A statement posted on the party's website says this is the fifth such denial since 1998.
Attached to the statement is a document purported to be the Justice Ministry's most recent ruling. In it, the ministry cites several violations of the law on political parties, including calls to defend the rights of ethnic Russians living abroad, to justify its refusal.
NBP spokesman Aleksandr Averin told the RIA Novosti news agency today that the party's leadership would appeal the Justice Ministry's decision to the Supreme Court.
The agency says there has been no confirmation from the Justice Ministry.
The NBP, which is headed by former emigre writer Eduard Limonov, has adopted a strong anti-Kremlin and anti-globalization rhetoric.
The NBP has won fame through a series of flamboyant protest actions.
A Moscow court in December 2005 sentenced 39 party members for forcing their way into a presidential administration building.
Last week, some 50 NBP activists briefly occupied an administrative building of the Gorky Automobile Plant (GAZ) in the central city of Nizhny Novgorod before being arrested. The action was meant to protest alleged plans by the plant's management to lay off some 40,000 workers in the coming months. GAZ owner Oleg Deripaska has denied the accusations.
Russia's Supreme Court last year upheld a Moscow court's order to have the party disband.
(with material from RIA Novosti)
Factbox: National Bolshevik Party
- Created in 1994 by radical writer Eduard Limonov, Eurasianism ideologue Aleksandr Dugin (who soon left the party), and rock musicians Yegor Letov and Sergei Kurikhin.
- Limonov was a member of the Soviet literary underground in the 1960s. He emigrated to the United States in the 1970s, where he became close to American Trotskyites and anarchists.
- Limonov's best-selling novel, "It's Me, Eddie," has been translated into 15 languages.
- The party's official publication is "Limonka" the name, literally "little lemon," is also idiomatic Russian for "grenade."
- The NBP is believed to have several thousand followers, most of them young. They are popularly referred to as "limonovtsii."
- Started as a neo-fascist organization, the party now prefers to describe itself as an opposition group that supports democracy. Its ideology is a mixture of totalitarian and fascist symbols, geopolitical dogma, leftist ideas, and national-patriotic demagoguery.
- President Vladimir Putin is one of the party's constant targets. The party's website lists Putin's "crimes" as election fraud, reforming the Soviet-era benefits system, and the government's response to the Dubrovka and Beslan tragedies.
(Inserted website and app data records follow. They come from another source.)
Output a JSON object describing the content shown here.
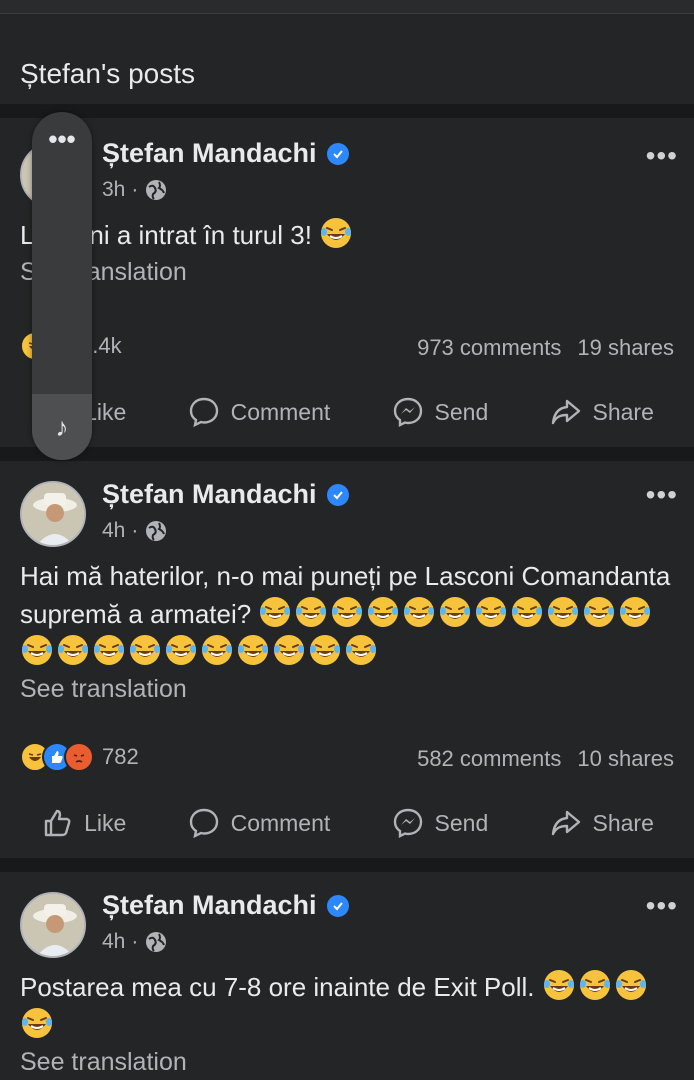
{
  "section_title": "Ștefan's posts",
  "posts": [
    {
      "author": "Ștefan Mandachi",
      "time": "3h",
      "separator": "·",
      "text": "Lasconi a intrat în turul 3!",
      "emoji_count": 1,
      "see_translation": "See translation",
      "reactions_count": "1.4k",
      "comments": "973 comments",
      "shares": "19 shares"
    },
    {
      "author": "Ștefan Mandachi",
      "time": "4h",
      "separator": "·",
      "text": "Hai mă haterilor, n-o mai puneți pe Lasconi Comandanta supremă a armatei?",
      "emoji_count": 21,
      "see_translation": "See translation",
      "reactions_count": "782",
      "comments": "582 comments",
      "shares": "10 shares"
    },
    {
      "author": "Ștefan Mandachi",
      "time": "4h",
      "separator": "·",
      "text": "Postarea mea cu 7-8 ore inainte de Exit Poll.",
      "emoji_count": 4,
      "see_translation": "See translation"
    }
  ],
  "actions": {
    "like": "Like",
    "comment": "Comment",
    "send": "Send",
    "share": "Share"
  },
  "overlay": {
    "dots": "•••",
    "music_icon": "♪"
  },
  "more_label": "•••",
  "icons": {
    "more": "more-options-icon",
    "globe": "globe-icon",
    "verified": "verified-badge-icon",
    "like": "thumbs-up-icon",
    "comment": "comment-bubble-icon",
    "send": "messenger-icon",
    "share": "share-arrow-icon",
    "emoji": "laughing-tears-emoji"
  },
  "colors": {
    "background": "#242526",
    "divider": "#18191a",
    "text_primary": "#e9eaec",
    "text_secondary": "#b0b3b8",
    "verified_blue": "#2d88ff",
    "emoji_yellow": "#f7c33c"
  }
}
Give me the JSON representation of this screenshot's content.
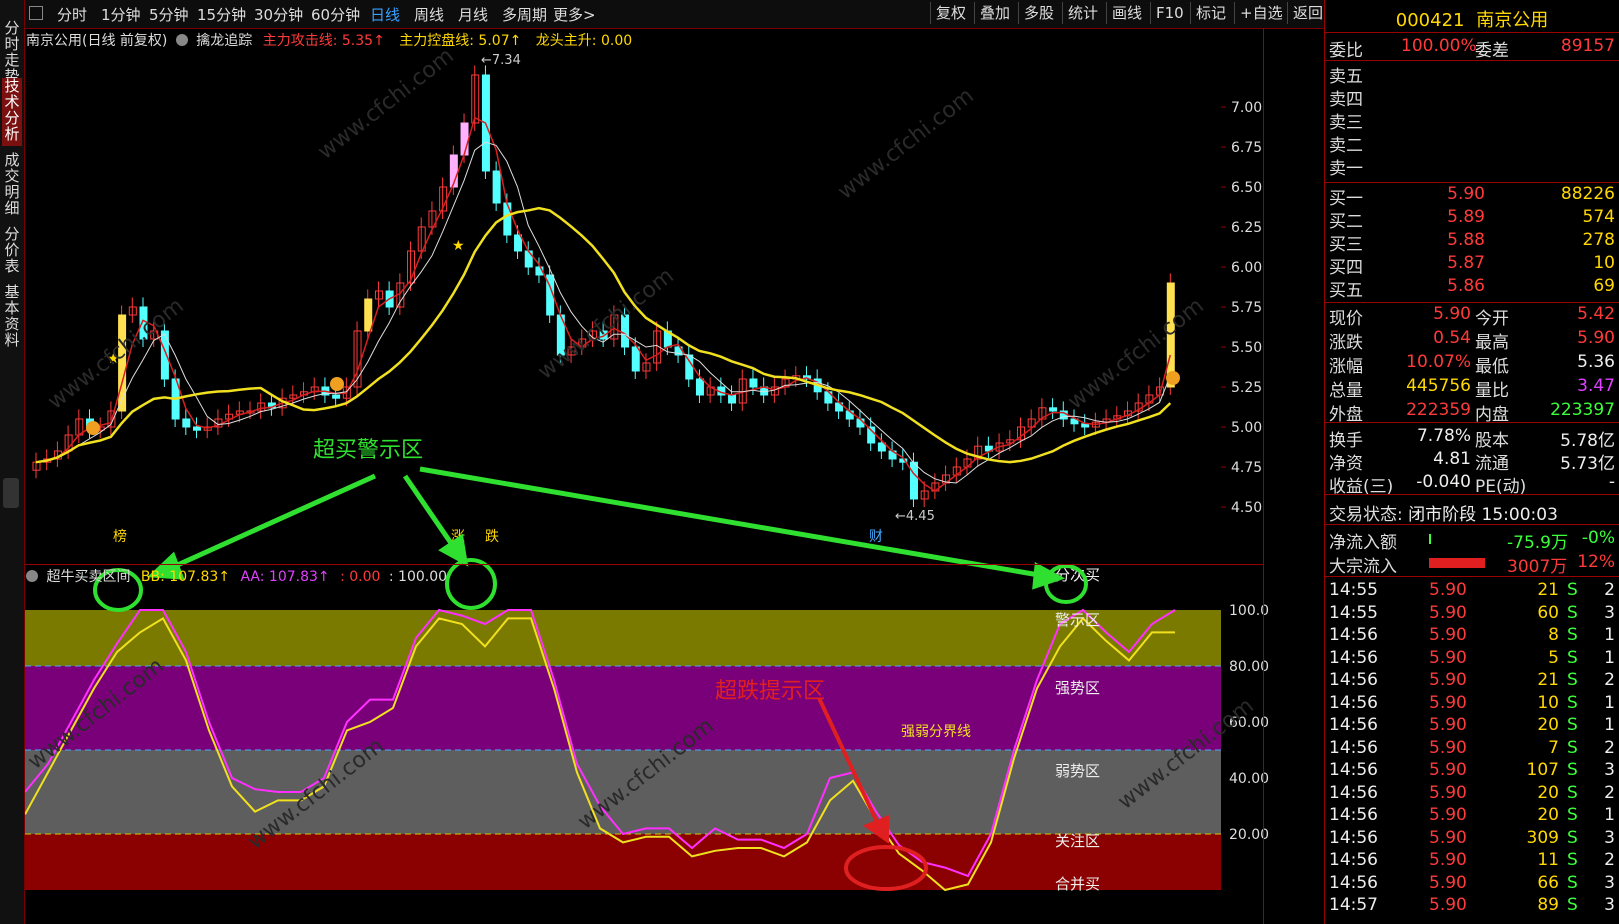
{
  "left_tabs": [
    "分时走势",
    "技术分析",
    "成交明细",
    "分价表",
    "基本资料"
  ],
  "toolbar": {
    "periods": [
      "分时",
      "1分钟",
      "5分钟",
      "15分钟",
      "30分钟",
      "60分钟",
      "日线",
      "周线",
      "月线",
      "多周期",
      "更多>"
    ],
    "selected": "日线",
    "buttons": [
      "复权",
      "叠加",
      "多股",
      "统计",
      "画线",
      "F10",
      "标记",
      "+自选",
      "返回"
    ]
  },
  "chart_info": {
    "name": "南京公用(日线 前复权)",
    "indicator": "擒龙追踪",
    "line1": "主力攻击线: 5.35↑",
    "line2": "主力控盘线: 5.07↑",
    "line3": "龙头主升: 0.00"
  },
  "indicator_info": {
    "name": "超牛买卖区间",
    "bb": "BB: 107.83↑",
    "aa": "AA: 107.83↑",
    "v1": ": 0.00",
    "v2": ": 100.00"
  },
  "annotations": {
    "overbought": "超买警示区",
    "oversold": "超跌提示区",
    "high_price": "7.34",
    "low_price": "4.45",
    "tag_bang": "榜",
    "tag_zhang": "涨",
    "tag_die": "跌",
    "tag_cai": "财"
  },
  "zones": {
    "fenci": "分次买",
    "warn": "警示区",
    "strong": "强势区",
    "divider": "强弱分界线",
    "weak": "弱势区",
    "focus": "关注区",
    "merge": "合并买"
  },
  "price_axis": [
    "7.00",
    "6.75",
    "6.50",
    "6.25",
    "6.00",
    "5.75",
    "5.50",
    "5.25",
    "5.00",
    "4.75",
    "4.50"
  ],
  "ind_axis": [
    "100.0",
    "80.00",
    "60.00",
    "40.00",
    "20.00"
  ],
  "watermark": "www.cfchi.com",
  "quote": {
    "code": "000421",
    "name": "南京公用",
    "weibi_label": "委比",
    "weibi": "100.00%",
    "weicha_label": "委差",
    "weicha": "89157",
    "sells": [
      "卖五",
      "卖四",
      "卖三",
      "卖二",
      "卖一"
    ],
    "buys": [
      {
        "label": "买一",
        "price": "5.90",
        "vol": "88226"
      },
      {
        "label": "买二",
        "price": "5.89",
        "vol": "574"
      },
      {
        "label": "买三",
        "price": "5.88",
        "vol": "278"
      },
      {
        "label": "买四",
        "price": "5.87",
        "vol": "10"
      },
      {
        "label": "买五",
        "price": "5.86",
        "vol": "69"
      }
    ],
    "stats": [
      {
        "l1": "现价",
        "v1": "5.90",
        "c1": "red",
        "l2": "今开",
        "v2": "5.42",
        "c2": "red"
      },
      {
        "l1": "涨跌",
        "v1": "0.54",
        "c1": "red",
        "l2": "最高",
        "v2": "5.90",
        "c2": "red"
      },
      {
        "l1": "涨幅",
        "v1": "10.07%",
        "c1": "red",
        "l2": "最低",
        "v2": "5.36",
        "c2": "white"
      },
      {
        "l1": "总量",
        "v1": "445756",
        "c1": "yellow",
        "l2": "量比",
        "v2": "3.47",
        "c2": "purple"
      },
      {
        "l1": "外盘",
        "v1": "222359",
        "c1": "red",
        "l2": "内盘",
        "v2": "223397",
        "c2": "green"
      }
    ],
    "stats2": [
      {
        "l1": "换手",
        "v1": "7.78%",
        "l2": "股本",
        "v2": "5.78亿"
      },
      {
        "l1": "净资",
        "v1": "4.81",
        "l2": "流通",
        "v2": "5.73亿"
      },
      {
        "l1": "收益(三)",
        "v1": "-0.040",
        "l2": "PE(动)",
        "v2": "-"
      }
    ],
    "status_label": "交易状态:",
    "status": "闭市阶段 15:00:03",
    "net_inflow_label": "净流入额",
    "net_inflow": "-75.9万",
    "net_inflow_pct": "-0%",
    "block_label": "大宗流入",
    "block": "3007万",
    "block_pct": "12%",
    "ticks": [
      {
        "t": "14:55",
        "p": "5.90",
        "v": "21",
        "s": "S",
        "n": "2"
      },
      {
        "t": "14:55",
        "p": "5.90",
        "v": "60",
        "s": "S",
        "n": "3"
      },
      {
        "t": "14:56",
        "p": "5.90",
        "v": "8",
        "s": "S",
        "n": "1"
      },
      {
        "t": "14:56",
        "p": "5.90",
        "v": "5",
        "s": "S",
        "n": "1"
      },
      {
        "t": "14:56",
        "p": "5.90",
        "v": "21",
        "s": "S",
        "n": "2"
      },
      {
        "t": "14:56",
        "p": "5.90",
        "v": "10",
        "s": "S",
        "n": "1"
      },
      {
        "t": "14:56",
        "p": "5.90",
        "v": "20",
        "s": "S",
        "n": "1"
      },
      {
        "t": "14:56",
        "p": "5.90",
        "v": "7",
        "s": "S",
        "n": "2"
      },
      {
        "t": "14:56",
        "p": "5.90",
        "v": "107",
        "s": "S",
        "n": "3"
      },
      {
        "t": "14:56",
        "p": "5.90",
        "v": "20",
        "s": "S",
        "n": "2"
      },
      {
        "t": "14:56",
        "p": "5.90",
        "v": "20",
        "s": "S",
        "n": "1"
      },
      {
        "t": "14:56",
        "p": "5.90",
        "v": "309",
        "s": "S",
        "n": "3"
      },
      {
        "t": "14:56",
        "p": "5.90",
        "v": "11",
        "s": "S",
        "n": "2"
      },
      {
        "t": "14:56",
        "p": "5.90",
        "v": "66",
        "s": "S",
        "n": "3"
      },
      {
        "t": "14:57",
        "p": "5.90",
        "v": "89",
        "s": "S",
        "n": "3"
      }
    ]
  }
}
- The party has gained fame by staging provocative protests and publicly challenging its foes. Some of its favorite stunts include throwing eggs, tomatoes, and mayonnaise at prominent public figures.
- Its emblem combines the Nazis' red-and-white flag with the Soviet hammer and sickle.
- Authorities have continually cracked down on the party. In August 2004, 39 activists were arrested and charged with "attempting to seize power and organize a mass disturbance" after breaking into the presidential administration building.
- In June, the party was outlawed on extremism charges by a Moscow court. Russia's Supreme Court confirmed the ban in November.